ApacheCon is just a couple months away — coming up May 16-18 in Miami. We asked Shawn McKinney, Software Architect at Symas Corporation,  to share some details about his talk at ApacheCon. His presentation — “The Anatomy of a Secure Web Application Using Java EE, Spring Security, and Apache Fortress” will focus on an end-to-end application security architecture for an Apache Wicket Web app running in Tomcat. McKinney explains more in this interview.

Source: Secure Web Apps with JavaEE and Apache Fortress

Project Link: Apache Fortress Demo Project

LDAP is dead. Long Live LDAP!

David Goodman’s keynote, LDAP 2020 Paradise Lost or Regained?, provides a retrospective for us to contemplate. In it, he describes LDAP’s roots (X.500), where it’s been (U of Mich, Netscape, Sun, Symas, Microsoft, ForgeRock, etc.), and offered insights of what needs to change.

Bottom line, it’s healthy to continually ask the question – Is LDAP dead?  For the answer, we’ll only slightly alter Mark Twain’s famous quotation:

Reports of LDAP’s death have been greatly exaggerated.

Why is that?  For starters, because of conferences like LDAPCon. More than its in-depth technical analysis and tutorials, is what happens in the spaces between the talks.

These spaces nurture the protocol by allowing free discussions on the flaws, and room to create plans for corresponding fixes/enhancements.
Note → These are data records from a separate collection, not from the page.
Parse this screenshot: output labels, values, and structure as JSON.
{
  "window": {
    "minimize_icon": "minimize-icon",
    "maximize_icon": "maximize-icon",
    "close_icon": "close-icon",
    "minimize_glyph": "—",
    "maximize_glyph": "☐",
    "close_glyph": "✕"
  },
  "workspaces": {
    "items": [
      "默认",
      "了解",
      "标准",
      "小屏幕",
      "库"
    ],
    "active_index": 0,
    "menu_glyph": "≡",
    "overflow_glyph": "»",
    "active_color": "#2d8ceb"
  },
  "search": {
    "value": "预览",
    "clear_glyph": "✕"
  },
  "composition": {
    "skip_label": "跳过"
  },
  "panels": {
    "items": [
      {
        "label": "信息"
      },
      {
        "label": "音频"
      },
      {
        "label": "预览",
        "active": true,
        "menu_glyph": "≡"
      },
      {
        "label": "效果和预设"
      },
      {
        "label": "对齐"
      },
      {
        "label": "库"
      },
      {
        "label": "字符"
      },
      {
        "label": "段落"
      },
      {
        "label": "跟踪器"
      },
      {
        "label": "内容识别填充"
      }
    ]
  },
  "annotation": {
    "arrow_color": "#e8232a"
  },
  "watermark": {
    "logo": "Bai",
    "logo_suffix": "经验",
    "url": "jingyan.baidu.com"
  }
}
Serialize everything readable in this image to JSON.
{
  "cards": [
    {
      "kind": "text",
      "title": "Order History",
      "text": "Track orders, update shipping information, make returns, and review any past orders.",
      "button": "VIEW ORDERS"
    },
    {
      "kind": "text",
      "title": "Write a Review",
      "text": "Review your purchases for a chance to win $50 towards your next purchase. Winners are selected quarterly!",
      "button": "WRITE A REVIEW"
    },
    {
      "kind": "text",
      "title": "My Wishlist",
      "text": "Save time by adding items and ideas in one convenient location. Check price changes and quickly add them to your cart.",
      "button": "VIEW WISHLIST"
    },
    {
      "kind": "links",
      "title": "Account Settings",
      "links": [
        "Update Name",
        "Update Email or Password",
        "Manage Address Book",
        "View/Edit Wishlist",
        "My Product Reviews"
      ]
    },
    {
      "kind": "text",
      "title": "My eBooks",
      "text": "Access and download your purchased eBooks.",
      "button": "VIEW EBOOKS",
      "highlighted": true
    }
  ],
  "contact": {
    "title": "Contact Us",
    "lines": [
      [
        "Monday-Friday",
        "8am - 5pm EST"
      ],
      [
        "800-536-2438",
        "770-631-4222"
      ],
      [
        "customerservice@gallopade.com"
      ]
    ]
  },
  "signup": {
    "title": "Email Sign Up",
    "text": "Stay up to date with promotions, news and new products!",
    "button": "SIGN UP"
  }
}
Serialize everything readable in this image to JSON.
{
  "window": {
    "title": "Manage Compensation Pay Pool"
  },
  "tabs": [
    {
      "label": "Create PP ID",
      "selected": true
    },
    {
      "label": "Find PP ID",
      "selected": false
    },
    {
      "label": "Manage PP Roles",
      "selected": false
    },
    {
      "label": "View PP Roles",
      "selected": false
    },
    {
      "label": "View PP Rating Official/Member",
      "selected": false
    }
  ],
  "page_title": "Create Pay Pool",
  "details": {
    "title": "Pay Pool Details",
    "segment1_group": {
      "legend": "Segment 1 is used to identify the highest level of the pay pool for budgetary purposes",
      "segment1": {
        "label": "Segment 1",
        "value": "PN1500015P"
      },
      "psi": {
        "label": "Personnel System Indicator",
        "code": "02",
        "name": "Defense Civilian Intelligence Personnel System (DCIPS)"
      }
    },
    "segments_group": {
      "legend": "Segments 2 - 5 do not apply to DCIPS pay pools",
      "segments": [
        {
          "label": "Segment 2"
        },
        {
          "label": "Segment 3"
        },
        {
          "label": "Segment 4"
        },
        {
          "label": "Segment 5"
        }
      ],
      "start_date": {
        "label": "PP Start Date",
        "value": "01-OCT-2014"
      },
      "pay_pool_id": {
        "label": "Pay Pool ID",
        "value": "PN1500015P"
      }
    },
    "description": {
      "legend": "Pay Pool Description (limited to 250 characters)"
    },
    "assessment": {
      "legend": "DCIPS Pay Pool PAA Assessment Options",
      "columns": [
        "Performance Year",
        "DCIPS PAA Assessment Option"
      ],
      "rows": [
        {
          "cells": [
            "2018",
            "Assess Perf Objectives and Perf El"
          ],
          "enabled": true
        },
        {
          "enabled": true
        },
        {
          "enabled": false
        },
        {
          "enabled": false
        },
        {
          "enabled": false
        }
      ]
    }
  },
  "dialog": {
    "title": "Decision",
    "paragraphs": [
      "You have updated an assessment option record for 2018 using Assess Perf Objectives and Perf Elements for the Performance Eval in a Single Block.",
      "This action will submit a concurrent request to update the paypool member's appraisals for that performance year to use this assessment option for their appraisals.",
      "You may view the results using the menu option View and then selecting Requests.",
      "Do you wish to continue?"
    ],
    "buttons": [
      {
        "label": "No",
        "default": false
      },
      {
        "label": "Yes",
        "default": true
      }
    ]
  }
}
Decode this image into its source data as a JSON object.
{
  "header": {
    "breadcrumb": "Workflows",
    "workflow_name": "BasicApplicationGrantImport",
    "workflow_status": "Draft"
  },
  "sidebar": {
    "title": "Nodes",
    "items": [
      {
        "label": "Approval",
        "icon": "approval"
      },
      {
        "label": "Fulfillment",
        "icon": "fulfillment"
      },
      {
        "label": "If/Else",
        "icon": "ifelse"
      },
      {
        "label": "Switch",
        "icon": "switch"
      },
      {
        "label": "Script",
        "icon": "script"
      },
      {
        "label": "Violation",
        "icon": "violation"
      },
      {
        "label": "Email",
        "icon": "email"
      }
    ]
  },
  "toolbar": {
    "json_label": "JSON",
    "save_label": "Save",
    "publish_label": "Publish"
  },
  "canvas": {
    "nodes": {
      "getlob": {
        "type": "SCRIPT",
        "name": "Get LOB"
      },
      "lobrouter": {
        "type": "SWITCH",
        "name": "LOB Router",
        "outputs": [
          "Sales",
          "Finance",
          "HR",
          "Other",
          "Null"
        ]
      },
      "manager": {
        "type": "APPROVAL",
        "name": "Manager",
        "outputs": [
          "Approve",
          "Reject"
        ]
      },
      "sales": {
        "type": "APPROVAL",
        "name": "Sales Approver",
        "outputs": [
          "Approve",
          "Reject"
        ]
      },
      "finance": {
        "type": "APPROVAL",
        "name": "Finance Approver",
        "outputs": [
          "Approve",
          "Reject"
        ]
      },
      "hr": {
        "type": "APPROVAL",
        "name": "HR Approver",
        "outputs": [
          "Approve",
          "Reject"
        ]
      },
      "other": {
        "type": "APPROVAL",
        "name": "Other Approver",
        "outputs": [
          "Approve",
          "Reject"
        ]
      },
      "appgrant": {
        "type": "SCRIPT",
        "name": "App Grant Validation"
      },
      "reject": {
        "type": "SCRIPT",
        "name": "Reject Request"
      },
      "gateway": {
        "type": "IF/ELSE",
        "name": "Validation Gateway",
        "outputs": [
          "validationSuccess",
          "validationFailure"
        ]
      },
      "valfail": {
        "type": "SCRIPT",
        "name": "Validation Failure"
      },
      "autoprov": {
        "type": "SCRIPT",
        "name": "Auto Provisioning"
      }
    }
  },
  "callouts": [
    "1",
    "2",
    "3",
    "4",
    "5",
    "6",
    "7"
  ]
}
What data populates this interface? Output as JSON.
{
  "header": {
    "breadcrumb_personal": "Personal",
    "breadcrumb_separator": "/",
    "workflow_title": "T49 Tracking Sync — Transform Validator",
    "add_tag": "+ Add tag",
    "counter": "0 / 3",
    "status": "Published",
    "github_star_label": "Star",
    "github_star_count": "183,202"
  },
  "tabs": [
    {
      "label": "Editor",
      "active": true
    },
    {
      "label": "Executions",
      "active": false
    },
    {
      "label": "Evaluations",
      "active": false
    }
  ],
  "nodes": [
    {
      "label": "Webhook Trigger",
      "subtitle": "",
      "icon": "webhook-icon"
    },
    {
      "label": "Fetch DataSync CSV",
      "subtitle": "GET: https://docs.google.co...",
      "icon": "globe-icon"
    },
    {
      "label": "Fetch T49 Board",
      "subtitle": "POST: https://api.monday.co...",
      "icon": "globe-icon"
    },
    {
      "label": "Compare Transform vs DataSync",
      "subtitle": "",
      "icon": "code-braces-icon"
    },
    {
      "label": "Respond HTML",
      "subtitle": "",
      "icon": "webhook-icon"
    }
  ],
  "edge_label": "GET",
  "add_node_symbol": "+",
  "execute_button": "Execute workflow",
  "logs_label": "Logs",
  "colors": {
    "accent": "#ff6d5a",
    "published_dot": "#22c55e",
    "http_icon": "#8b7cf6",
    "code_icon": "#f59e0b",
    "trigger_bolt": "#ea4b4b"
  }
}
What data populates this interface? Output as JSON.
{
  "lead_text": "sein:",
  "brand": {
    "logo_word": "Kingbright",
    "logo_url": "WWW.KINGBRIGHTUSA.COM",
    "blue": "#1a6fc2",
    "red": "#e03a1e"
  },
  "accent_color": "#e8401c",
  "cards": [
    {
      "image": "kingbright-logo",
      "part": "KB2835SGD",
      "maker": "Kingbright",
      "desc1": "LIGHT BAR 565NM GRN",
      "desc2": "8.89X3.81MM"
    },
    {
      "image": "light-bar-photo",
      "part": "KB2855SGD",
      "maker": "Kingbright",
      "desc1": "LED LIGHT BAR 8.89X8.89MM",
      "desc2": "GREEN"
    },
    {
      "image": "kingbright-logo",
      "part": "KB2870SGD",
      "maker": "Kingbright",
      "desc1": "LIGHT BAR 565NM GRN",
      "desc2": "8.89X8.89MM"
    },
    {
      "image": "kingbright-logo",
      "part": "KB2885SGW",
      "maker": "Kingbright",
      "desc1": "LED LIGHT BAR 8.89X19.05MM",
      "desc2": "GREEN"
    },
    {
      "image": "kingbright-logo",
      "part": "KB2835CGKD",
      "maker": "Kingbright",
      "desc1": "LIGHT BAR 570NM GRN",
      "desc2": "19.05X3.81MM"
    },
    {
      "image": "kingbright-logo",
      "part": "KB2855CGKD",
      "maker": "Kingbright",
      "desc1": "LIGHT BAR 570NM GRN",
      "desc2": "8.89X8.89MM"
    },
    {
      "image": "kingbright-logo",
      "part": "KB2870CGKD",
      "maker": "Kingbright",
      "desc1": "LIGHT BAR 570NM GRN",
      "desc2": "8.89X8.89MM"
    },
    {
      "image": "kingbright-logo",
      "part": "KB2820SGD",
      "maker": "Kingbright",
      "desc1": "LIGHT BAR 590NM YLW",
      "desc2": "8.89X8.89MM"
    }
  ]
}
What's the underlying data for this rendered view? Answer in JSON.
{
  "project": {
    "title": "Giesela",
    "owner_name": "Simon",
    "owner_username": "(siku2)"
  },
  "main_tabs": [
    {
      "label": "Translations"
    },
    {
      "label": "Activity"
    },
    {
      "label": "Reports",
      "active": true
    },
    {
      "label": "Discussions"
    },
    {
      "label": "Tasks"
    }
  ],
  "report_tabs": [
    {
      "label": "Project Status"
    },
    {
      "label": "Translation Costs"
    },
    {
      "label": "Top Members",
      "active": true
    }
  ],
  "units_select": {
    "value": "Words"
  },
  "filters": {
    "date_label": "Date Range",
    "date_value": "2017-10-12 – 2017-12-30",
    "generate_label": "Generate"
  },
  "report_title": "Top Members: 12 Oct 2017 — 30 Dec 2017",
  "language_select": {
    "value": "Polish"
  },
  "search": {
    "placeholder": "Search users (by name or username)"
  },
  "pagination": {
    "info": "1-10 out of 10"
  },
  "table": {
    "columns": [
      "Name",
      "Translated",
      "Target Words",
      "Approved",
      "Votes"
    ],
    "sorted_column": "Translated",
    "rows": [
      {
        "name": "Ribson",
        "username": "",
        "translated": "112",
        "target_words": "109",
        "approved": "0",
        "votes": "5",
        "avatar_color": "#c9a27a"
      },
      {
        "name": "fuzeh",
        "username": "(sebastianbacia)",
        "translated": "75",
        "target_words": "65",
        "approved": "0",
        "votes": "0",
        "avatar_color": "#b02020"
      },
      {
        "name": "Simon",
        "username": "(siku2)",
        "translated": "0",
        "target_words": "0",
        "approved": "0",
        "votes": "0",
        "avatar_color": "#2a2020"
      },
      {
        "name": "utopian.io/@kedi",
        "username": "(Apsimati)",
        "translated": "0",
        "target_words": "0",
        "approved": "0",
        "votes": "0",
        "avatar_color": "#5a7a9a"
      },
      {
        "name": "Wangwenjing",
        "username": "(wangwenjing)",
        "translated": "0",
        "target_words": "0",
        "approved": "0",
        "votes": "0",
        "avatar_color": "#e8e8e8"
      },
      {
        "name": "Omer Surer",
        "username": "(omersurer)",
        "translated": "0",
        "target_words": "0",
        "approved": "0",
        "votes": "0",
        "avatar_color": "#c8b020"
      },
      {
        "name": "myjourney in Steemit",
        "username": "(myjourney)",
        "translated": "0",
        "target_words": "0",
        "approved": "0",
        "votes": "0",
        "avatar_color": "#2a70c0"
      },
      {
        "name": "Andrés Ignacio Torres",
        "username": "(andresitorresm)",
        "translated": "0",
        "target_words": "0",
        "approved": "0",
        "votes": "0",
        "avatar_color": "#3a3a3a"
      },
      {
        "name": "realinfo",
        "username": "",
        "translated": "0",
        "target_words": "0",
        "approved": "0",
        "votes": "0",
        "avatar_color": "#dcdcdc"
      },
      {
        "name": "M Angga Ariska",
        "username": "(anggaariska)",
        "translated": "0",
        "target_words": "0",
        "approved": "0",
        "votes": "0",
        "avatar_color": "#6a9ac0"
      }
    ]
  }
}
Just what are these fixes and enhancements?  Have a look at the program and slides.  Subscribe to the LDAPExt mailing list, share in best practices, and above all, keep attending LDAPCon!

See you at LDAPCon 2017!!